> [What you should do]:
The response must contain every line of the records that follow, duplicated exactly.

> [Data]:
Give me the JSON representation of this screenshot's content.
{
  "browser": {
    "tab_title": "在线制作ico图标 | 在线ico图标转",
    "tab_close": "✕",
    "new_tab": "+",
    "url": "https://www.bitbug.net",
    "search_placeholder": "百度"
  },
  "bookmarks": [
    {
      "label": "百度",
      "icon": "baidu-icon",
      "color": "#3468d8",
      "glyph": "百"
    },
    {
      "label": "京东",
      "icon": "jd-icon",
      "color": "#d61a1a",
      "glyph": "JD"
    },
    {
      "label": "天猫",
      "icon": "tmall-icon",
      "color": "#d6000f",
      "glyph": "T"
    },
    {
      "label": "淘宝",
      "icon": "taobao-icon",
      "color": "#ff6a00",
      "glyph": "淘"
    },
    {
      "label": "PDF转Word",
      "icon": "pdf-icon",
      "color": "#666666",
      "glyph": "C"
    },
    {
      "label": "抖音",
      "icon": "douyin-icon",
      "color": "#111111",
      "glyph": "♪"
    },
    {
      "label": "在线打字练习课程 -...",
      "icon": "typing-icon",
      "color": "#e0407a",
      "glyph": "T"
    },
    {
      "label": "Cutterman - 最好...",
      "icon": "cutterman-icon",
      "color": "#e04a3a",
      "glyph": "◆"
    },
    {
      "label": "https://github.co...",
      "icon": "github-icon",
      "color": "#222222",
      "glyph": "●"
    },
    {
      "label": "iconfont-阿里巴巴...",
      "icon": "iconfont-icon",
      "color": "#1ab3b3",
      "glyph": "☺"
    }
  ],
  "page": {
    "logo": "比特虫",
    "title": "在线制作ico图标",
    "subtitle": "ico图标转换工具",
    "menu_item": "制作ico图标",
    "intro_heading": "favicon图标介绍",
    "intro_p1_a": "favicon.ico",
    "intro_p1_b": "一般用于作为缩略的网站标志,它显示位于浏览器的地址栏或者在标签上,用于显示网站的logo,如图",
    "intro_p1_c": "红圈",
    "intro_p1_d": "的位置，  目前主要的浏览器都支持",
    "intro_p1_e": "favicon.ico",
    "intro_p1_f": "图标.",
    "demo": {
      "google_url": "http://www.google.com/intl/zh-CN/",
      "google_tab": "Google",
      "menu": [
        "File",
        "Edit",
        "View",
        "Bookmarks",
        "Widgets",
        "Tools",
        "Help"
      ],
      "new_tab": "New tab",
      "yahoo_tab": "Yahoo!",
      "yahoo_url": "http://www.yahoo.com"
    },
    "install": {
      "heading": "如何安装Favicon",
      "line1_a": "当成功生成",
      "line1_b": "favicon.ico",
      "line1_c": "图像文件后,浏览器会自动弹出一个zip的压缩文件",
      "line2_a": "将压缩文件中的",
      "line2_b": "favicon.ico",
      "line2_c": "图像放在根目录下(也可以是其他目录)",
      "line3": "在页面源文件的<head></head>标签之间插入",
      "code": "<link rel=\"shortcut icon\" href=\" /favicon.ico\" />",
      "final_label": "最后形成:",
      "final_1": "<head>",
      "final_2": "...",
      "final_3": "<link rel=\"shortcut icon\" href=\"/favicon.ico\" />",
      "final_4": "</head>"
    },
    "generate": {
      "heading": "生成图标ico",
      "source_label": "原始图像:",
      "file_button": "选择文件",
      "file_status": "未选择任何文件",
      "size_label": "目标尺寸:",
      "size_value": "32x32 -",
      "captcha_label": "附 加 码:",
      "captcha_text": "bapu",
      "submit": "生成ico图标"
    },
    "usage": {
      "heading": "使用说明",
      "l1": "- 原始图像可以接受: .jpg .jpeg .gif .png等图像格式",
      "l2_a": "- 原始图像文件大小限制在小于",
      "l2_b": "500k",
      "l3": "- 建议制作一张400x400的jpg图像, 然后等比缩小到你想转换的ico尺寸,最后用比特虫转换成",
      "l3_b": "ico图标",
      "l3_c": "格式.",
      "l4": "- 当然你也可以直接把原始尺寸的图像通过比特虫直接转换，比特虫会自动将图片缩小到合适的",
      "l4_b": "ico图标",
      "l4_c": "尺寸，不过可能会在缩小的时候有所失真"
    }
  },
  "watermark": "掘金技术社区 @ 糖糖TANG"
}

> [Your solution]:
Give me the JSON representation of this screenshot's content.
{
  "browser": {
    "tab_title": "在线制作ico图标 | 在线ico图标转",
    "tab_close": "✕",
    "new_tab": "+",
    "url": "https://www.bitbug.net",
    "search_placeholder": "百度"
  },
  "bookmarks": [
    {
      "label": "百度",
      "icon": "baidu-icon",
      "color": "#3468d8",
      "glyph": "百"
    },
    {
      "label": "京东",
      "icon": "jd-icon",
      "color": "#d61a1a",
      "glyph": "JD"
    },
    {
      "label": "天猫",
      "icon": "tmall-icon",
      "color": "#d6000f",
      "glyph": "T"
    },
    {
      "label": "淘宝",
      "icon": "taobao-icon",
      "color": "#ff6a00",
      "glyph": "淘"
    },
    {
      "label": "PDF转Word",
      "icon": "pdf-icon",
      "color": "#666666",
      "glyph": "C"
    },
    {
      "label": "抖音",
      "icon": "douyin-icon",
      "color": "#111111",
      "glyph": "♪"
    },
    {
      "label": "在线打字练习课程 -...",
      "icon": "typing-icon",
      "color": "#e0407a",
      "glyph": "T"
    },
    {
      "label": "Cutterman - 最好...",
      "icon": "cutterman-icon",
      "color": "#e04a3a",
      "glyph": "◆"
    },
    {
      "label": "https://github.co...",
      "icon": "github-icon",
      "color": "#222222",
      "glyph": "●"
    },
    {
      "label": "iconfont-阿里巴巴...",
      "icon": "iconfont-icon",
      "color": "#1ab3b3",
      "glyph": "☺"
    }
  ],
  "page": {
    "logo": "比特虫",
    "title": "在线制作ico图标",
    "subtitle": "ico图标转换工具",
    "menu_item": "制作ico图标",
    "intro_heading": "favicon图标介绍",
    "intro_p1_a": "favicon.ico",
    "intro_p1_b": "一般用于作为缩略的网站标志,它显示位于浏览器的地址栏或者在标签上,用于显示网站的logo,如图",
    "intro_p1_c": "红圈",
    "intro_p1_d": "的位置，  目前主要的浏览器都支持",
    "intro_p1_e": "favicon.ico",
    "intro_p1_f": "图标.",
    "demo": {
      "google_url": "http://www.google.com/intl/zh-CN/",
      "google_tab": "Google",
      "menu": [
        "File",
        "Edit",
        "View",
        "Bookmarks",
        "Widgets",
        "Tools",
        "Help"
      ],
      "new_tab": "New tab",
      "yahoo_tab": "Yahoo!",
      "yahoo_url": "http://www.yahoo.com"
    },
    "install": {
      "heading": "如何安装Favicon",
      "line1_a": "当成功生成",
      "line1_b": "favicon.ico",
      "line1_c": "图像文件后,浏览器会自动弹出一个zip的压缩文件",
      "line2_a": "将压缩文件中的",
      "line2_b": "favicon.ico",
      "line2_c": "图像放在根目录下(也可以是其他目录)",
      "line3": "在页面源文件的<head></head>标签之间插入",
      "code": "<link rel=\"shortcut icon\" href=\" /favicon.ico\" />",
      "final_label": "最后形成:",
      "final_1": "<head>",
      "final_2": "...",
      "final_3": "<link rel=\"shortcut icon\" href=\"/favicon.ico\" />",
      "final_4": "</head>"
    },
    "generate": {
      "heading": "生成图标ico",
      "source_label": "原始图像:",
      "file_button": "选择文件",
      "file_status": "未选择任何文件",
      "size_label": "目标尺寸:",
      "size_value": "32x32 -",
      "captcha_label": "附 加 码:",
      "captcha_text": "bapu",
      "submit": "生成ico图标"
    },
    "usage": {
      "heading": "使用说明",
      "l1": "- 原始图像可以接受: .jpg .jpeg .gif .png等图像格式",
      "l2_a": "- 原始图像文件大小限制在小于",
      "l2_b": "500k",
      "l3": "- 建议制作一张400x400的jpg图像, 然后等比缩小到你想转换的ico尺寸,最后用比特虫转换成",
      "l3_b": "ico图标",
      "l3_c": "格式.",
      "l4": "- 当然你也可以直接把原始尺寸的图像通过比特虫直接转换，比特虫会自动将图片缩小到合适的",
      "l4_b": "ico图标",
      "l4_c": "尺寸，不过可能会在缩小的时候有所失真"
    }
  },
  "watermark": "掘金技术社区 @ 糖糖TANG"
}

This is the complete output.